Bringing home lessons from abroad
Establishing a strong personal rapport through peer education can make a difference to clinical practice, thinks Ying Wu
Immediately after a bridge, we pulled up a short dirt road to the Livingstone Memorial Hospital in Molepolole, a village an hour outside of Gaborone, the capital of Botswana. I had been in Botswana for almost a year as a research assistant for a clinical and public health project testing the efficacy of an antiretroviral protocol for preventing mother to child transmission of HIV. Part of the study included giving mothers infant formula after delivery of the baby so that HIV would not be transmitted through breast milk.
I spent that day in a two room shed, shadowing a doctor who provided routine prenatal and postnatal care for the women enrolled in the trial, and part of her job was to counsel HIV positive patients about the importance of using formula instead of breast feeding.
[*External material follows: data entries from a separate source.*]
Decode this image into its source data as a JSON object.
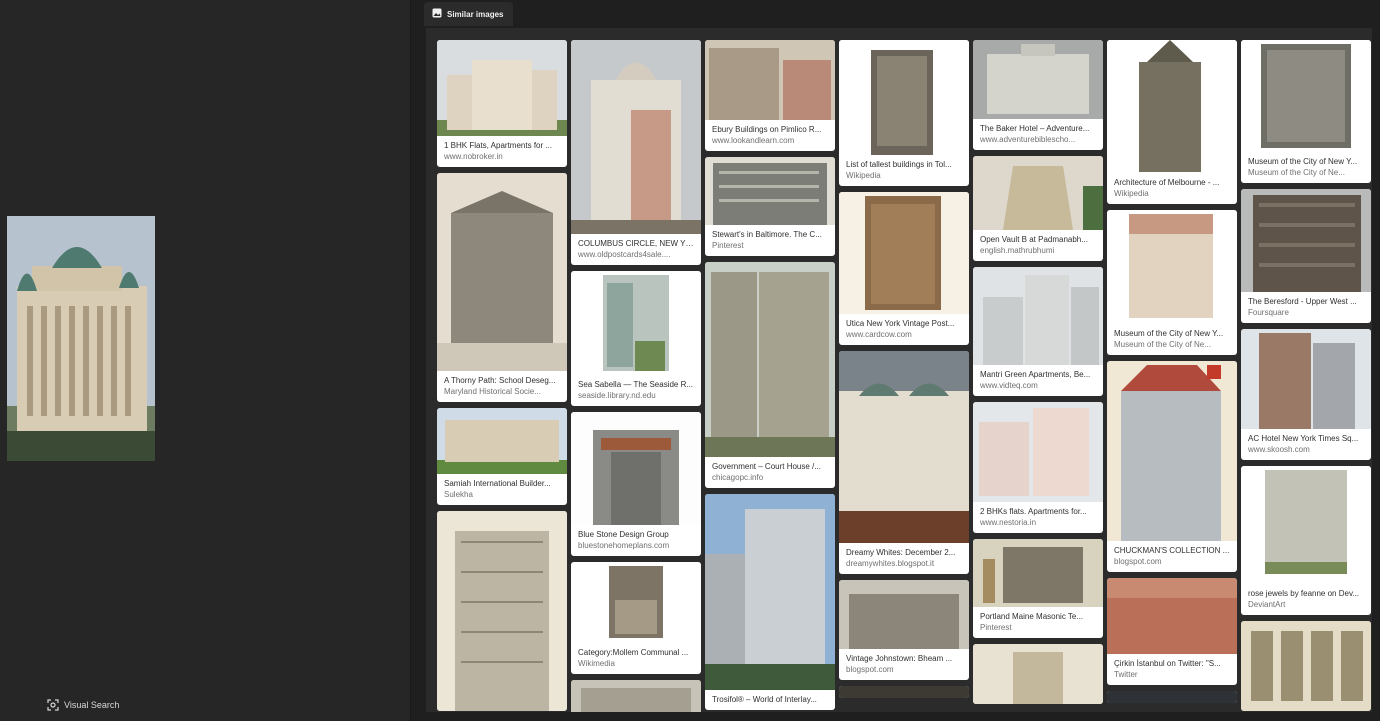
{
  "left_panel": {
    "visual_search_label": "Visual Search"
  },
  "tabs": {
    "similar_images": "Similar images"
  },
  "results": {
    "col1": [
      {
        "title": "1 BHK Flats, Apartments for ...",
        "source": "www.nobroker.in"
      },
      {
        "title": "A Thorny Path: School Deseg...",
        "source": "Maryland Historical Socie..."
      },
      {
        "title": "Samiah International Builder...",
        "source": "Sulekha"
      },
      {
        "title": "",
        "source": ""
      }
    ],
    "col2": [
      {
        "title": "COLUMBUS CIRCLE, NEW YO...",
        "source": "www.oldpostcards4sale...."
      },
      {
        "title": "Sea Sabella — The Seaside R...",
        "source": "seaside.library.nd.edu"
      },
      {
        "title": "Blue Stone Design Group",
        "source": "bluestonehomeplans.com"
      },
      {
        "title": "Category:Mollem Communal ...",
        "source": "Wikimedia"
      },
      {
        "title": "",
        "source": ""
      }
    ],
    "col3": [
      {
        "title": "Ebury Buildings on Pimlico R...",
        "source": "www.lookandlearn.com"
      },
      {
        "title": "Stewart's in Baltimore. The C...",
        "source": "Pinterest"
      },
      {
        "title": "Government – Court House /...",
        "source": "chicagopc.info"
      },
      {
        "title": "Trosifol® – World of Interlay...",
        "source": ""
      }
    ],
    "col4": [
      {
        "title": "List of tallest buildings in Tol...",
        "source": "Wikipedia"
      },
      {
        "title": "Utica New York Vintage Post...",
        "source": "www.cardcow.com"
      },
      {
        "title": "Dreamy Whites: December 2...",
        "source": "dreamywhites.blogspot.it"
      },
      {
        "title": "Vintage Johnstown: Bheam ...",
        "source": "blogspot.com"
      },
      {
        "title": "",
        "source": ""
      }
    ],
    "col5": [
      {
        "title": "The Baker Hotel – Adventure...",
        "source": "www.adventurebiblescho..."
      },
      {
        "title": "Open Vault B at Padmanabh...",
        "source": "english.mathrubhumi"
      },
      {
        "title": "Mantri Green Apartments, Be...",
        "source": "www.vidteq.com"
      },
      {
        "title": "2 BHKs flats. Apartments for...",
        "source": "www.nestoria.in"
      },
      {
        "title": "Portland Maine Masonic Te...",
        "source": "Pinterest"
      },
      {
        "title": "",
        "source": ""
      }
    ],
    "col6": [
      {
        "title": "Architecture of Melbourne - ...",
        "source": "Wikipedia"
      },
      {
        "title": "Museum of the City of New Y...",
        "source": "Museum of the City of Ne..."
      },
      {
        "title": "CHUCKMAN'S COLLECTION ...",
        "source": "blogspot.com"
      },
      {
        "title": "Çirkin İstanbul on Twitter: \"S...",
        "source": "Twitter"
      },
      {
        "title": "",
        "source": ""
      }
    ],
    "col7": [
      {
        "title": "Museum of the City of New Y...",
        "source": "Museum of the City of Ne..."
      },
      {
        "title": "The Beresford - Upper West ...",
        "source": "Foursquare"
      },
      {
        "title": "AC Hotel New York Times Sq...",
        "source": "www.skoosh.com"
      },
      {
        "title": "rose jewels by feanne on Dev...",
        "source": "DeviantArt"
      },
      {
        "title": "",
        "source": ""
      }
    ]
  }
}
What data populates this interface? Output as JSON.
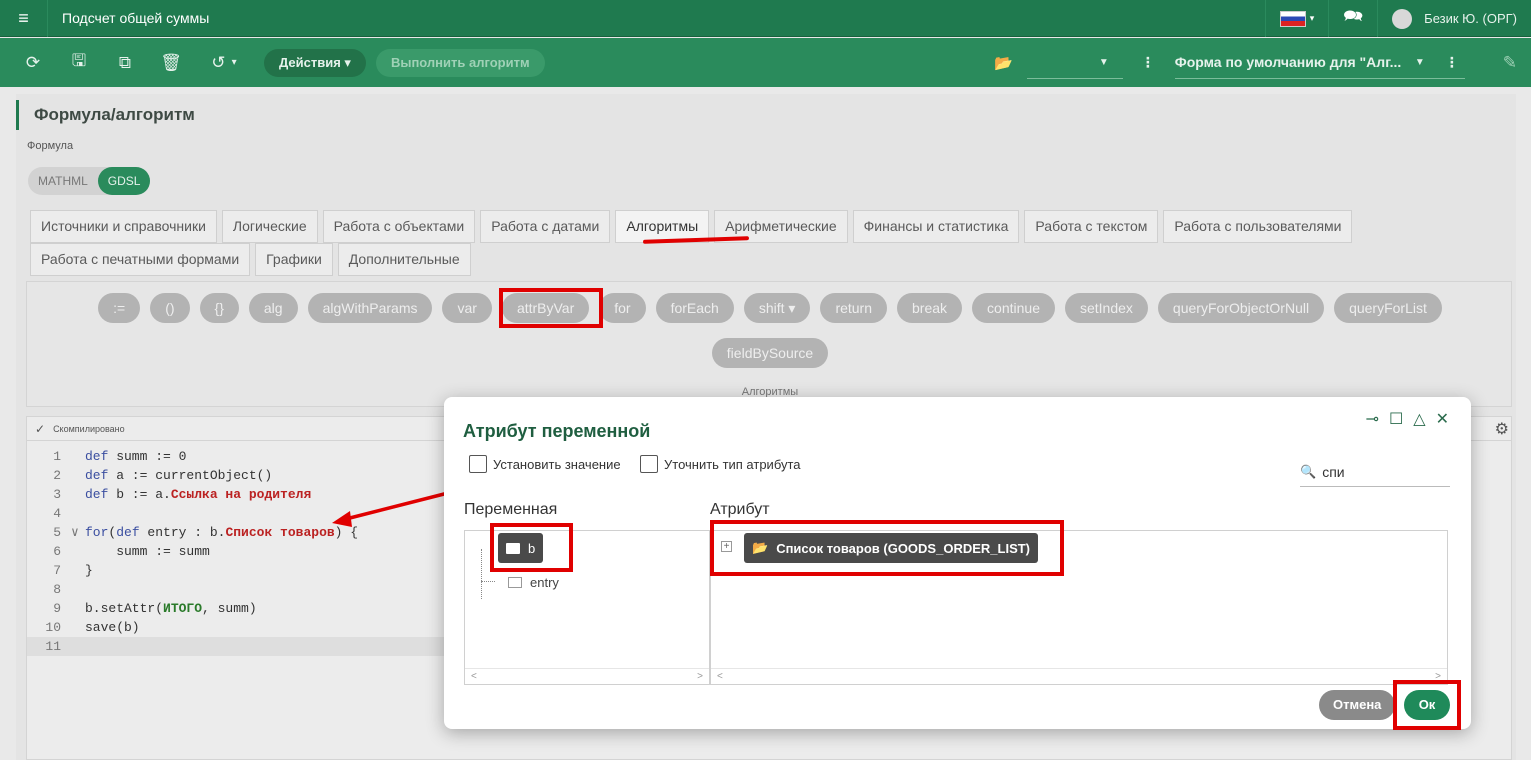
{
  "topbar": {
    "title": "Подсчет общей суммы",
    "user": "Безик Ю. (ОРГ)"
  },
  "toolbar": {
    "actions_label": "Действия ▾",
    "run_label": "Выполнить алгоритм",
    "form_label": "Форма по умолчанию для \"Алг..."
  },
  "main": {
    "section_title": "Формула/алгоритм",
    "formula_label": "Формула",
    "toggle": [
      "MATHML",
      "GDSL"
    ],
    "tabs_row1": [
      "Источники и справочники",
      "Логические",
      "Работа с объектами",
      "Работа с датами",
      "Алгоритмы",
      "Арифметические",
      "Финансы и статистика",
      "Работа с текстом",
      "Работа с пользователями"
    ],
    "tabs_row2": [
      "Работа с печатными формами",
      "Графики",
      "Дополнительные"
    ],
    "functions_row1": [
      ":=",
      "()",
      "{}",
      "alg",
      "algWithParams",
      "var",
      "attrByVar",
      "for",
      "forEach",
      "shift ▾",
      "return",
      "break",
      "continue",
      "setIndex",
      "queryForObjectOrNull",
      "queryForList"
    ],
    "functions_row2": [
      "fieldBySource"
    ],
    "functions_caption": "Алгоритмы",
    "editor_status": "Скомпилировано"
  },
  "code": [
    {
      "n": "1",
      "parts": [
        [
          "kw",
          "def"
        ],
        [
          "t",
          " summ := 0"
        ]
      ]
    },
    {
      "n": "2",
      "parts": [
        [
          "kw",
          "def"
        ],
        [
          "t",
          " a := currentObject()"
        ]
      ]
    },
    {
      "n": "3",
      "parts": [
        [
          "kw",
          "def"
        ],
        [
          "t",
          " b := a."
        ],
        [
          "red",
          "Ссылка на родителя"
        ]
      ]
    },
    {
      "n": "4",
      "parts": []
    },
    {
      "n": "5",
      "parts": [
        [
          "kw",
          "for"
        ],
        [
          "t",
          "("
        ],
        [
          "kw",
          "def"
        ],
        [
          "t",
          " entry : b."
        ],
        [
          "red",
          "Список товаров"
        ],
        [
          "t",
          ") {"
        ]
      ]
    },
    {
      "n": "6",
      "parts": [
        [
          "t",
          "    summ := summ"
        ]
      ]
    },
    {
      "n": "7",
      "parts": [
        [
          "t",
          "}"
        ]
      ]
    },
    {
      "n": "8",
      "parts": []
    },
    {
      "n": "9",
      "parts": [
        [
          "t",
          "b.setAttr("
        ],
        [
          "grn",
          "ИТОГО"
        ],
        [
          "t",
          ", summ)"
        ]
      ]
    },
    {
      "n": "10",
      "parts": [
        [
          "t",
          "save(b)"
        ]
      ]
    },
    {
      "n": "11",
      "parts": []
    }
  ],
  "dialog": {
    "title": "Атрибут переменной",
    "check_set_value": "Установить значение",
    "check_refine_type": "Уточнить тип атрибута",
    "search_value": "спи",
    "var_column": "Переменная",
    "attr_column": "Атрибут",
    "variables": [
      "b",
      "entry"
    ],
    "attribute": "Список товаров (GOODS_ORDER_LIST)",
    "cancel_label": "Отмена",
    "ok_label": "Ок"
  },
  "colors": {
    "accent": "#1f7a4f",
    "annotation": "#e00000"
  }
}
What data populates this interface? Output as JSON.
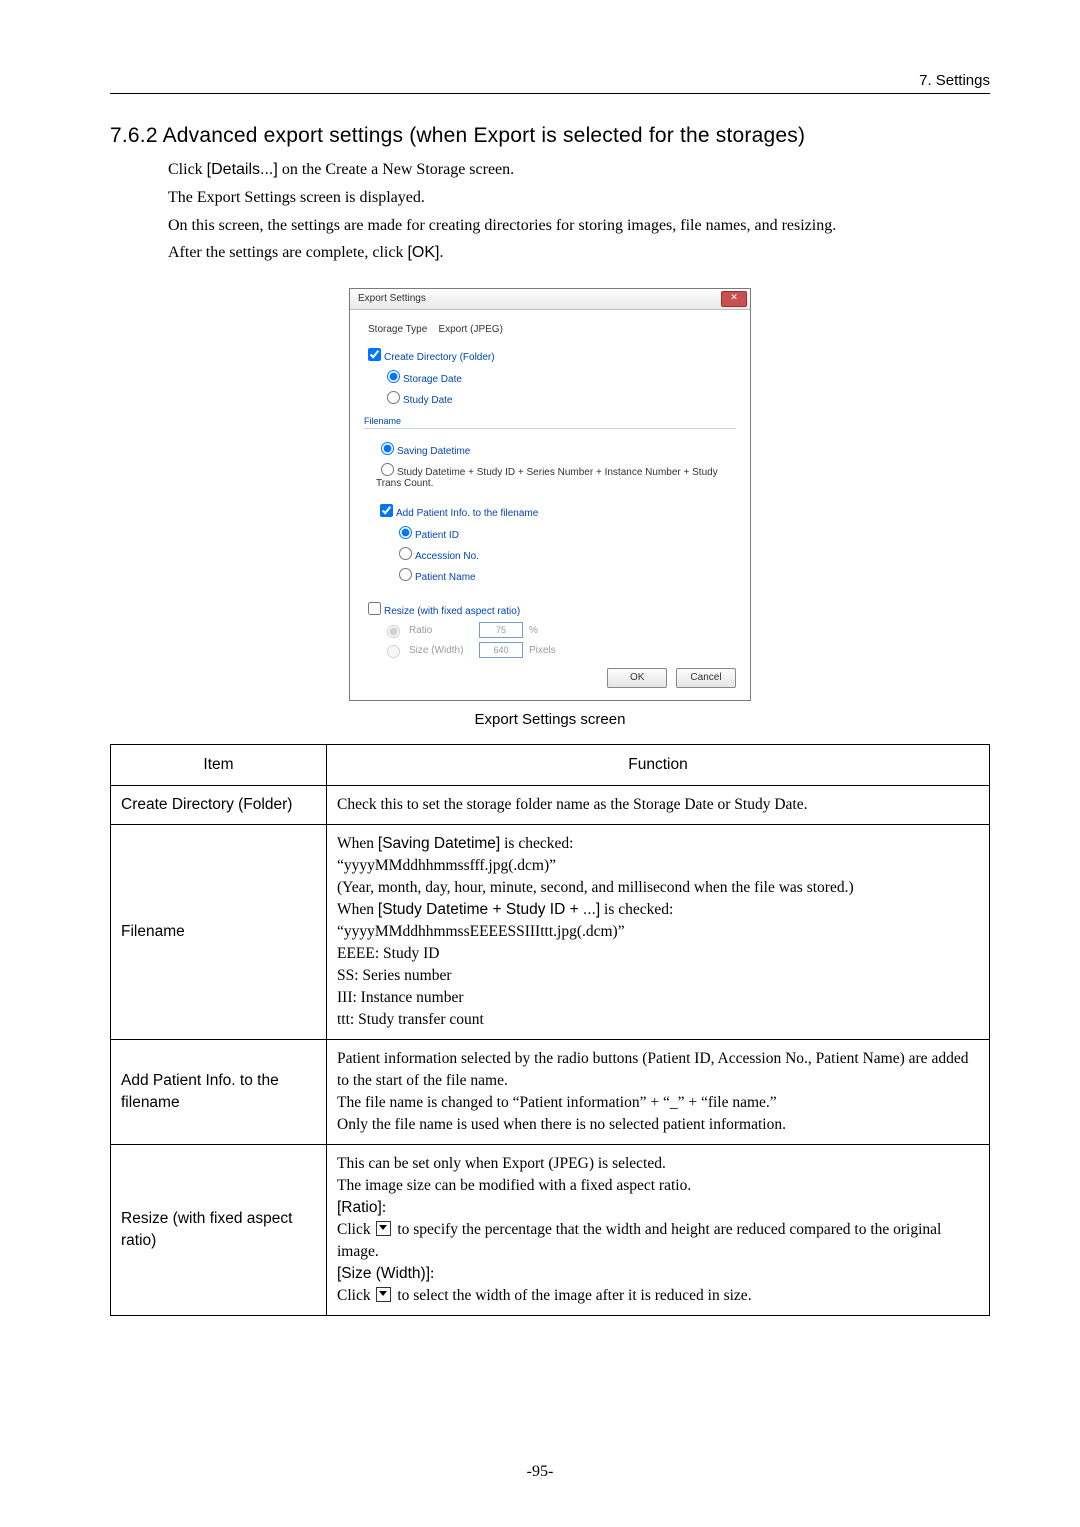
{
  "header": {
    "chapter": "7. Settings"
  },
  "heading": "7.6.2 Advanced export settings (when Export is selected for the storages)",
  "intro": {
    "l1a": "Click ",
    "l1b": "[Details...]",
    "l1c": " on the Create a New Storage screen.",
    "l2": "The Export Settings screen is displayed.",
    "l3": "On this screen, the settings are made for creating directories for storing images, file names, and resizing.",
    "l4a": "After the settings are complete, click ",
    "l4b": "[OK]",
    "l4c": "."
  },
  "dialog": {
    "title": "Export Settings",
    "type_label": "Storage Type",
    "type_value": "Export (JPEG)",
    "cd_check": "Create Directory (Folder)",
    "cd_r1": "Storage Date",
    "cd_r2": "Study Date",
    "fn_legend": "Filename",
    "fn_r1": "Saving Datetime",
    "fn_r2": "Study Datetime + Study ID + Series Number + Instance Number + Study Trans Count.",
    "fn_add": "Add Patient Info. to the filename",
    "fn_pid": "Patient ID",
    "fn_acc": "Accession No.",
    "fn_pname": "Patient Name",
    "rz_check": "Resize (with fixed aspect ratio)",
    "rz_ratio": "Ratio",
    "rz_ratio_val": "75",
    "rz_ratio_unit": "%",
    "rz_size": "Size (Width)",
    "rz_size_val": "640",
    "rz_size_unit": "Pixels",
    "ok": "OK",
    "cancel": "Cancel"
  },
  "figcaption": "Export Settings screen",
  "table": {
    "h1": "Item",
    "h2": "Function",
    "r1c1": "Create Directory (Folder)",
    "r1c2": "Check this to set the storage folder name as the Storage Date or Study Date.",
    "r2c1": "Filename",
    "r2": {
      "a": "When ",
      "b": "[Saving Datetime]",
      "c": " is checked:",
      "d": "“yyyyMMddhhmmssfff.jpg(.dcm)”",
      "e": "(Year, month, day, hour, minute, second, and millisecond when the file was stored.)",
      "f": "When ",
      "g": "[Study Datetime +  Study ID + ...]",
      "h": " is checked:",
      "i": "“yyyyMMddhhmmssEEEESSIIIttt.jpg(.dcm)”",
      "j": "EEEE: Study ID",
      "k": "SS: Series number",
      "l": "III: Instance number",
      "m": "ttt: Study transfer count"
    },
    "r3c1": "Add Patient Info. to the filename",
    "r3": {
      "a": "Patient information selected by the radio buttons (Patient ID, Accession No., Patient Name) are added to the start of the file name.",
      "b": "The file name is changed to “Patient information” + “_” + “file name.”",
      "c": "Only the file name is used when there is no selected patient information."
    },
    "r4c1": "Resize (with fixed aspect ratio)",
    "r4": {
      "a": "This can be set only when Export (JPEG) is selected.",
      "b": "The image size can be modified with a fixed aspect ratio.",
      "c": "[Ratio]",
      "cpost": ":",
      "d1": "Click ",
      "d2": " to specify the percentage that the width and height are reduced compared to the original image.",
      "e": "[Size (Width)]",
      "epost": ":",
      "f1": "Click ",
      "f2": " to select the width of the image after it is reduced in size."
    }
  },
  "pagenum": "-95-"
}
The waiting area emptied as 12 noon approached, and the doctor greeted her next patient